The final option for an ATL server is a COM-based Windows NT service. The main difference between a regular EXE server and a Windows NT service is that the AppWizard generates a class named CServiceModule derived from CComModule to manage the COM and Windows NT service aspects of the server. CServiceModule includes four critical member functions necessary for the EXE to run as a service: Start, ServiceMain, Run, and Handler.
The server's WinMain calls CServiceModule::Start to kick off the server. Start calls StartServiceCtrlDispatcher to connect the main thread of the service to the SCM. Start passes CServiceModule::ServiceMain as one of the parameters to StartServiceCtrlDispatcher.
CServiceModule::ServiceMain is called whenever the service is started through Control Panel. ServiceMain calls back to the SCM using RegisterServiceCtrlHandler to pass CServiceModule::Handler to the SCM. The SCM then calls CServiceModule::Handler. By default, ATL handles the stop instruction (and posts a WM_QUIT message to itself). ServiceMain also calls the API function SetServiceStatus to tell the SCM that the service is starting. Finally, CServiceModule::Run runs the service. Run installs the main thread into the process's multithreaded apartment by calling CoInitializeEx and then starting the message pump.
Selecting COM-based service from the ATL COM AppWizard yields the following files:
Compiling the project yields three more files:
As with a DLL-based server, an EXE server generated by the AppWizard also includes IDL code. Compiling the EXE yields enough source code to create a proxy/stub DLL capable of remoting the interfaces described within the IDL file.
That does it for the options available through the ATL COM AppWizard.

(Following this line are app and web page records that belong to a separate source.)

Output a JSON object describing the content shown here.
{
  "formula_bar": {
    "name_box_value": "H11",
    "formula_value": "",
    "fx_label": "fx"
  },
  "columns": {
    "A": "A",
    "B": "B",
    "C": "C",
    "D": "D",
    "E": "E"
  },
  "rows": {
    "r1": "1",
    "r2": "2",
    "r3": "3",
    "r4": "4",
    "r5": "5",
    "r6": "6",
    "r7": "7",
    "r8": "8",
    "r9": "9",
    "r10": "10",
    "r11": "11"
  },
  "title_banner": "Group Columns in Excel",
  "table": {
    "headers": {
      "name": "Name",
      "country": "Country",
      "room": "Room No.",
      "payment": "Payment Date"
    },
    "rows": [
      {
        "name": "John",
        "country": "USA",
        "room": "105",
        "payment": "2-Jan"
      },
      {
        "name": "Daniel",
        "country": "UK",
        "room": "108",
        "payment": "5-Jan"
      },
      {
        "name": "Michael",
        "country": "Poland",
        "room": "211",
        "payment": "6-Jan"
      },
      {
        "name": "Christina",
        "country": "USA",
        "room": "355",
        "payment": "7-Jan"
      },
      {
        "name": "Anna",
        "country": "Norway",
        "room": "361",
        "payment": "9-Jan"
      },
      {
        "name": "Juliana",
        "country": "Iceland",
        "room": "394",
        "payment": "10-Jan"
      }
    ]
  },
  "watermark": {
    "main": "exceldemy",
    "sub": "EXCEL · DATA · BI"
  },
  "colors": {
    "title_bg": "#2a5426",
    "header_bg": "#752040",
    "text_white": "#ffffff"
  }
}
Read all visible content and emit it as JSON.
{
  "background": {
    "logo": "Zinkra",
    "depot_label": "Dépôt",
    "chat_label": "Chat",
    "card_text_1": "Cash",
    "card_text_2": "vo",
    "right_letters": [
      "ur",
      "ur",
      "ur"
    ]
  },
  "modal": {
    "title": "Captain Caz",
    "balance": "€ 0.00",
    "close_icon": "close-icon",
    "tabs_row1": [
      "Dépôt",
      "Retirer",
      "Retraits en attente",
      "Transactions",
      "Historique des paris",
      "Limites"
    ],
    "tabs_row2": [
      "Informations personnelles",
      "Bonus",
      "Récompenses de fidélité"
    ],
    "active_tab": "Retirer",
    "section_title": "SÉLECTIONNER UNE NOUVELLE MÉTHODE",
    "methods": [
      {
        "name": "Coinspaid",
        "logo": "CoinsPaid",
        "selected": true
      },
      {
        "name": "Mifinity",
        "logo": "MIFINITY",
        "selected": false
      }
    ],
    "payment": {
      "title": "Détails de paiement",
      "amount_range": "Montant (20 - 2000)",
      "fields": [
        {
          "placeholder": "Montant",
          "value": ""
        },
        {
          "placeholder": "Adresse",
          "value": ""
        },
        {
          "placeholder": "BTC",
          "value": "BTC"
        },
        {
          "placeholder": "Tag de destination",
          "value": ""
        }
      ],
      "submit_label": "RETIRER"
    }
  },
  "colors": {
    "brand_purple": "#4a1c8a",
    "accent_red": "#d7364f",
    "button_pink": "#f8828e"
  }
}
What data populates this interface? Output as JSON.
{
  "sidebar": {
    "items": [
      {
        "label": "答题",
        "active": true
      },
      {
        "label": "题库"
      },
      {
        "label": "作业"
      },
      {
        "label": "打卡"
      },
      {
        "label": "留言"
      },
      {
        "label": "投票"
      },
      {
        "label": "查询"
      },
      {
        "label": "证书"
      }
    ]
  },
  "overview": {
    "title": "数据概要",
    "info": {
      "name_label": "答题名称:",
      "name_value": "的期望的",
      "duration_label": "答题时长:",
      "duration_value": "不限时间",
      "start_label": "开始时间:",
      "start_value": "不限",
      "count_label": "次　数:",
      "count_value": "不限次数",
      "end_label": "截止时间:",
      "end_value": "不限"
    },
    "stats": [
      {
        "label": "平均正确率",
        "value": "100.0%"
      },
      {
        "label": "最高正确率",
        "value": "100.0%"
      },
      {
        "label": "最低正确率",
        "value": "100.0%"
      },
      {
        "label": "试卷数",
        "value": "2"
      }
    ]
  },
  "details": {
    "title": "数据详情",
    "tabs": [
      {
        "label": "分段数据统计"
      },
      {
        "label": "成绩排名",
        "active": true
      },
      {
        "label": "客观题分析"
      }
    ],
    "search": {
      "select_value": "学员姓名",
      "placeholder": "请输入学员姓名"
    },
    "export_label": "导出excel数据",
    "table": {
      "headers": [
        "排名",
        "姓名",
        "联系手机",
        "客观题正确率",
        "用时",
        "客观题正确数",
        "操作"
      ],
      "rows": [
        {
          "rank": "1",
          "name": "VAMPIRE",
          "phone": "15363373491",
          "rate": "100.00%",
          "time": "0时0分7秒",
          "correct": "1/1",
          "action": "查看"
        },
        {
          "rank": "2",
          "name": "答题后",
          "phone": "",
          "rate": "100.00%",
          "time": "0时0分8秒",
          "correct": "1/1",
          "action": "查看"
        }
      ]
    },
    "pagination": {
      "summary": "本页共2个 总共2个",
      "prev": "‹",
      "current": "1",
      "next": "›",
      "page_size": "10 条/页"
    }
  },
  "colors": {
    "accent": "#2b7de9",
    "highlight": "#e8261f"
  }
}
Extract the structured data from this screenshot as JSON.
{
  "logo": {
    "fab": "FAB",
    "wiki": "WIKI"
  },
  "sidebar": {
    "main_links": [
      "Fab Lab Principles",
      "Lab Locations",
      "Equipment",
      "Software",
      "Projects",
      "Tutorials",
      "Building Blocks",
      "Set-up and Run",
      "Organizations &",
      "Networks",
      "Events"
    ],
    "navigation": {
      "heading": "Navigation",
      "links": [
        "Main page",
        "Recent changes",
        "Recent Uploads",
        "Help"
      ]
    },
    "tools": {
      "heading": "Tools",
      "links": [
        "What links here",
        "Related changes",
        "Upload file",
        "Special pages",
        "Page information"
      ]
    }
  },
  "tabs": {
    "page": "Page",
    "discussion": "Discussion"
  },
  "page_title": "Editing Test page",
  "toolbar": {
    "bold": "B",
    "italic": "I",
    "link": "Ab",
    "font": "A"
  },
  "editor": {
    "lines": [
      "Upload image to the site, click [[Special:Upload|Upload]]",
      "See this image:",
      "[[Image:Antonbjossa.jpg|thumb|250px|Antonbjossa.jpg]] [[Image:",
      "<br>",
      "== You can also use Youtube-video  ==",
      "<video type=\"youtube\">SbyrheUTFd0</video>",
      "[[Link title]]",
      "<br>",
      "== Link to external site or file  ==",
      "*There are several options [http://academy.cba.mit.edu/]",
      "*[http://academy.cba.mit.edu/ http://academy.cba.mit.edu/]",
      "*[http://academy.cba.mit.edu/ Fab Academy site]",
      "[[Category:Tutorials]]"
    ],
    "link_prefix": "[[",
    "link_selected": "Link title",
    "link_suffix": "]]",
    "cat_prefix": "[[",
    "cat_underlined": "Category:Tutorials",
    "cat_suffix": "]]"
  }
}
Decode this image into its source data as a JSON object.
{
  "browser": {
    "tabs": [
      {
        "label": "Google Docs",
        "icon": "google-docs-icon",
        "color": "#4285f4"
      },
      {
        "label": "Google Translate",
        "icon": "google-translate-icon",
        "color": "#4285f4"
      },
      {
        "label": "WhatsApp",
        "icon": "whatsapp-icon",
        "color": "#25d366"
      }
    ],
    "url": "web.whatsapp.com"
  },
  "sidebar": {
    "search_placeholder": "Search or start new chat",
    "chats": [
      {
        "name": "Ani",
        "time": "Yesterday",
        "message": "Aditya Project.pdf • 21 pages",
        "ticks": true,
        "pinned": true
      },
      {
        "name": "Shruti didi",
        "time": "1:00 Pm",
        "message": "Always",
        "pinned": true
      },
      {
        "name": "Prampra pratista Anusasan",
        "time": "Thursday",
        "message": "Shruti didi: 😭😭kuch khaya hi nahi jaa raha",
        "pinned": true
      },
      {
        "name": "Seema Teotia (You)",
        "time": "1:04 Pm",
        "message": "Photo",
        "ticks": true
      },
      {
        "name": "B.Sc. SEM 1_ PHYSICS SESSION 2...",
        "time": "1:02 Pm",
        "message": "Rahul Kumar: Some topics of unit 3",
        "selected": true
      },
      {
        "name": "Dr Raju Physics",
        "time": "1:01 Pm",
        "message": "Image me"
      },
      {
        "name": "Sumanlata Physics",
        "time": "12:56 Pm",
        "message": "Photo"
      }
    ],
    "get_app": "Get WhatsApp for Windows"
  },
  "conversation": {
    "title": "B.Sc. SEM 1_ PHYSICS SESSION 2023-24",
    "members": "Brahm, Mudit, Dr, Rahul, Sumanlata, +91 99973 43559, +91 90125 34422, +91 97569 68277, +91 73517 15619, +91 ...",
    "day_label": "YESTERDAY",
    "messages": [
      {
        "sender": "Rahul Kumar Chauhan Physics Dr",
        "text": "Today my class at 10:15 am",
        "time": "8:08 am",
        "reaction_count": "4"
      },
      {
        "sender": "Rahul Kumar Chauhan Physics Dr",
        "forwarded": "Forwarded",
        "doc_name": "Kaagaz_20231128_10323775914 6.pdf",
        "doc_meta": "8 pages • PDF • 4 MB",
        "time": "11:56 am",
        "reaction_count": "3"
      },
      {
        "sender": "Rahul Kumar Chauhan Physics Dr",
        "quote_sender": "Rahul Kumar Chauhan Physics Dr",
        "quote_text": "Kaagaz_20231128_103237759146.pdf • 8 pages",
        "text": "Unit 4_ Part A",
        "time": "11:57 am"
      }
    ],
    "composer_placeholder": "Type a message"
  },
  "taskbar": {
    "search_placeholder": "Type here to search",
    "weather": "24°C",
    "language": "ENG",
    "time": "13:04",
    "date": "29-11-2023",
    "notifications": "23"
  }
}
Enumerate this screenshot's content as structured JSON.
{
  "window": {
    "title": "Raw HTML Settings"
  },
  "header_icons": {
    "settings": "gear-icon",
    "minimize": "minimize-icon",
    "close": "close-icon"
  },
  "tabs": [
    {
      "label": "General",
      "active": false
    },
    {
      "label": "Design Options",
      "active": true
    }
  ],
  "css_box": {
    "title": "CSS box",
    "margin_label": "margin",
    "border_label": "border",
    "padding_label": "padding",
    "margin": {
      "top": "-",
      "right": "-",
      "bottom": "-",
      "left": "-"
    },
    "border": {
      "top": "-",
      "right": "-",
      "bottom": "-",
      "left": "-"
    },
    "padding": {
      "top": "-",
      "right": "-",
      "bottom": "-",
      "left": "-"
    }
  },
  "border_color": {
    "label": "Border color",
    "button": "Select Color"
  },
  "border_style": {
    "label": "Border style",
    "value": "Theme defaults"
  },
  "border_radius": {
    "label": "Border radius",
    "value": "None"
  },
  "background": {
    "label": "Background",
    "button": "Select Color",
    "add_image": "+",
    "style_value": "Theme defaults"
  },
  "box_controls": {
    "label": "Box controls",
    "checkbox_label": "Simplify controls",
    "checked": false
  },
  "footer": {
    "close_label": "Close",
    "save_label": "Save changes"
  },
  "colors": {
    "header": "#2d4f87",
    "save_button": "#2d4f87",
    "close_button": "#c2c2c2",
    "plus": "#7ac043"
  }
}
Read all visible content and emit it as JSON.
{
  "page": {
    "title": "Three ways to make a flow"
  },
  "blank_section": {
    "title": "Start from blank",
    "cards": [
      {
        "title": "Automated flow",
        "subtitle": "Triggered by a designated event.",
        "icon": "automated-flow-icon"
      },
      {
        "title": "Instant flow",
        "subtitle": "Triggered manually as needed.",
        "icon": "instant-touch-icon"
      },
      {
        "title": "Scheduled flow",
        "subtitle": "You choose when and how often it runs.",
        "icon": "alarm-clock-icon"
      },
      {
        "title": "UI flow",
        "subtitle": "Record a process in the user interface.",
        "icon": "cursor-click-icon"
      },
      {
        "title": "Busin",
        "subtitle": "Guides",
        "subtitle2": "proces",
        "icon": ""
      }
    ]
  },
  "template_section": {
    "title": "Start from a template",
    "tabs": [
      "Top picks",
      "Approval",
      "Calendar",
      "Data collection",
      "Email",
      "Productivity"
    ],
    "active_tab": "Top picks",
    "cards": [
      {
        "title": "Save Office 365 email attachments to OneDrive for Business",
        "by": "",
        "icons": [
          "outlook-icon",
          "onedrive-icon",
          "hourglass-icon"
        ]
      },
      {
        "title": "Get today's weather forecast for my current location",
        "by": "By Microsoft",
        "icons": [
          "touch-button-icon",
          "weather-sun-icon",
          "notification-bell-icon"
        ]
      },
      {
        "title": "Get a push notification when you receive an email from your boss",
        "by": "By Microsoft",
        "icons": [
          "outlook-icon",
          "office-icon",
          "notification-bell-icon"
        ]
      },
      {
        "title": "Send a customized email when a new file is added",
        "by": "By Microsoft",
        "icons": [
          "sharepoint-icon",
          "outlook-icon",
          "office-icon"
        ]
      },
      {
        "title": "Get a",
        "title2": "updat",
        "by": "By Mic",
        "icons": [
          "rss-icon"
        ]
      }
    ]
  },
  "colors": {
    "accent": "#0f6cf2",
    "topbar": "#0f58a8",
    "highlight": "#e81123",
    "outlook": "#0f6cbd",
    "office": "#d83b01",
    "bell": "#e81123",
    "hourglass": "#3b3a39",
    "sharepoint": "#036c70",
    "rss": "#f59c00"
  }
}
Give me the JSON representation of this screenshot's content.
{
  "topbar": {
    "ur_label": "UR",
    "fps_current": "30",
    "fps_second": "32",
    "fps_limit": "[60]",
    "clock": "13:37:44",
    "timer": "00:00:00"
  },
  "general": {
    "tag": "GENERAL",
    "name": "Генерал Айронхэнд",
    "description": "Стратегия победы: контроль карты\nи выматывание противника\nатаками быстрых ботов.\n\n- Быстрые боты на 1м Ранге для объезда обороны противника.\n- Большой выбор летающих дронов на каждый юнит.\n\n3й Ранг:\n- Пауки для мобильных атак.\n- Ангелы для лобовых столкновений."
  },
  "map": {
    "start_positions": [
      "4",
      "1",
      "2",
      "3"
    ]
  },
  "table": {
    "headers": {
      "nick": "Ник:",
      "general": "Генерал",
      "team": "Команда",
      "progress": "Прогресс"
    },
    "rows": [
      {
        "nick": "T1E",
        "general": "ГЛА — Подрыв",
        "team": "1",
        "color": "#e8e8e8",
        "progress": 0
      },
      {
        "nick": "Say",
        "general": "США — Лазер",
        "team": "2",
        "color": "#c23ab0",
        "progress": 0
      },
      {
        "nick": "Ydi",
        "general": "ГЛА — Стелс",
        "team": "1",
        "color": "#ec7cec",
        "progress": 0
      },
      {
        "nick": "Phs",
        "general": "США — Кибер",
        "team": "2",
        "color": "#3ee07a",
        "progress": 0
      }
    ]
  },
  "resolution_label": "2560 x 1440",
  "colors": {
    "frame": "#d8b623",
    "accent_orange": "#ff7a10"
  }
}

Let's take a look at the options available through the ATL Object Wizard.